*Directions for this task*. Which lines below mention "true"? Pick each one out.

*Data for analysis*.

* * * * * * * * *

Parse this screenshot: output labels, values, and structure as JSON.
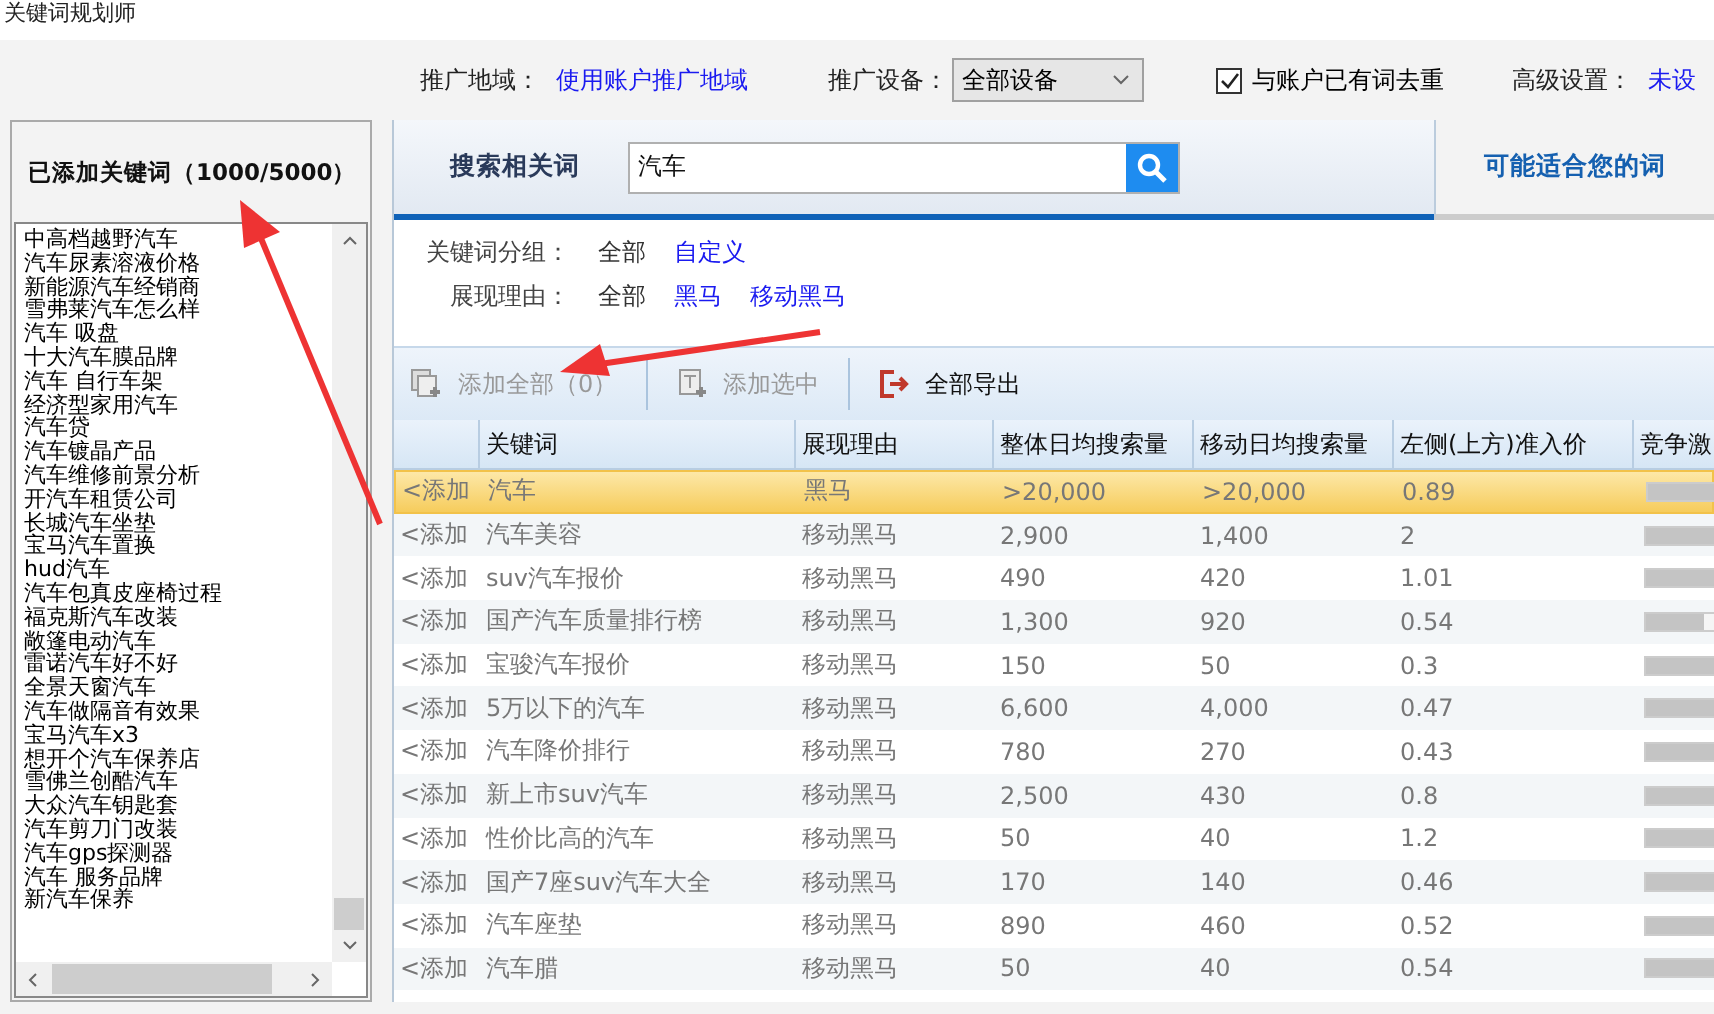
{
  "window": {
    "title": "关键词规划师"
  },
  "settings": {
    "region_label": "推广地域：",
    "region_value": "使用账户推广地域",
    "device_label": "推广设备：",
    "device_value": "全部设备",
    "dedupe": {
      "label": "与账户已有词去重",
      "checked": true
    },
    "advanced_label": "高级设置：",
    "advanced_value": "未设"
  },
  "added_panel": {
    "title": "已添加关键词（1000/5000）",
    "items": [
      "中高档越野汽车",
      "汽车尿素溶液价格",
      "新能源汽车经销商",
      "雪弗莱汽车怎么样",
      "汽车 吸盘",
      "十大汽车膜品牌",
      "汽车 自行车架",
      "经济型家用汽车",
      "汽车贷",
      "汽车镀晶产品",
      "汽车维修前景分析",
      "开汽车租赁公司",
      "长城汽车坐垫",
      "宝马汽车置换",
      "hud汽车",
      "汽车包真皮座椅过程",
      "福克斯汽车改装",
      "敞篷电动汽车",
      "雷诺汽车好不好",
      "全景天窗汽车",
      "汽车做隔音有效果",
      "宝马汽车x3",
      "想开个汽车保养店",
      "雪佛兰创酷汽车",
      "大众汽车钥匙套",
      "汽车剪刀门改装",
      "汽车gps探测器",
      "汽车 服务品牌",
      "新汽车保养"
    ]
  },
  "tabs": [
    {
      "label": "搜索相关词",
      "selected": true
    },
    {
      "label": "可能适合您的词",
      "selected": false
    }
  ],
  "search": {
    "value": "汽车"
  },
  "filters": [
    {
      "label": "关键词分组：",
      "options": [
        {
          "text": "全部",
          "selected": true
        },
        {
          "text": "自定义",
          "selected": false
        }
      ]
    },
    {
      "label": "展现理由：",
      "options": [
        {
          "text": "全部",
          "selected": true
        },
        {
          "text": "黑马",
          "selected": false
        },
        {
          "text": "移动黑马",
          "selected": false
        }
      ]
    }
  ],
  "actions": [
    {
      "label": "添加全部（0）",
      "disabled": true,
      "kind": "add-all"
    },
    {
      "label": "添加选中",
      "disabled": true,
      "kind": "add-selected"
    },
    {
      "label": "全部导出",
      "disabled": false,
      "kind": "export"
    }
  ],
  "table": {
    "columns": [
      "关键词",
      "展现理由",
      "整体日均搜索量",
      "移动日均搜索量",
      "左侧(上方)准入价",
      "竞争激"
    ],
    "rows": [
      {
        "add": "<添加",
        "keyword": "汽车",
        "reason": "黑马",
        "overall": ">20,000",
        "mobile": ">20,000",
        "price": "0.89",
        "level": 1,
        "selected": true
      },
      {
        "add": "<添加",
        "keyword": "汽车美容",
        "reason": "移动黑马",
        "overall": "2,900",
        "mobile": "1,400",
        "price": "2",
        "level": 0.75,
        "selected": false
      },
      {
        "add": "<添加",
        "keyword": "suv汽车报价",
        "reason": "移动黑马",
        "overall": "490",
        "mobile": "420",
        "price": "1.01",
        "level": 0.65,
        "selected": false
      },
      {
        "add": "<添加",
        "keyword": "国产汽车质量排行榜",
        "reason": "移动黑马",
        "overall": "1,300",
        "mobile": "920",
        "price": "0.54",
        "level": 0.5,
        "selected": false
      },
      {
        "add": "<添加",
        "keyword": "宝骏汽车报价",
        "reason": "移动黑马",
        "overall": "150",
        "mobile": "50",
        "price": "0.3",
        "level": 1,
        "selected": false
      },
      {
        "add": "<添加",
        "keyword": "5万以下的汽车",
        "reason": "移动黑马",
        "overall": "6,600",
        "mobile": "4,000",
        "price": "0.47",
        "level": 0.75,
        "selected": false
      },
      {
        "add": "<添加",
        "keyword": "汽车降价排行",
        "reason": "移动黑马",
        "overall": "780",
        "mobile": "270",
        "price": "0.43",
        "level": 0.95,
        "selected": false
      },
      {
        "add": "<添加",
        "keyword": "新上市suv汽车",
        "reason": "移动黑马",
        "overall": "2,500",
        "mobile": "430",
        "price": "0.8",
        "level": 0.75,
        "selected": false
      },
      {
        "add": "<添加",
        "keyword": "性价比高的汽车",
        "reason": "移动黑马",
        "overall": "50",
        "mobile": "40",
        "price": "1.2",
        "level": 0.6,
        "selected": false
      },
      {
        "add": "<添加",
        "keyword": "国产7座suv汽车大全",
        "reason": "移动黑马",
        "overall": "170",
        "mobile": "140",
        "price": "0.46",
        "level": 0.75,
        "selected": false
      },
      {
        "add": "<添加",
        "keyword": "汽车座垫",
        "reason": "移动黑马",
        "overall": "890",
        "mobile": "460",
        "price": "0.52",
        "level": 0.75,
        "selected": false
      },
      {
        "add": "<添加",
        "keyword": "汽车腊",
        "reason": "移动黑马",
        "overall": "50",
        "mobile": "40",
        "price": "0.54",
        "level": 0.6,
        "selected": false
      }
    ]
  }
}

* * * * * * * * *

*Reply*.
      "checked": true
      "selected": true
          "selected": true
          "selected": true
      "disabled": true,
      "disabled": true,
        "selected": true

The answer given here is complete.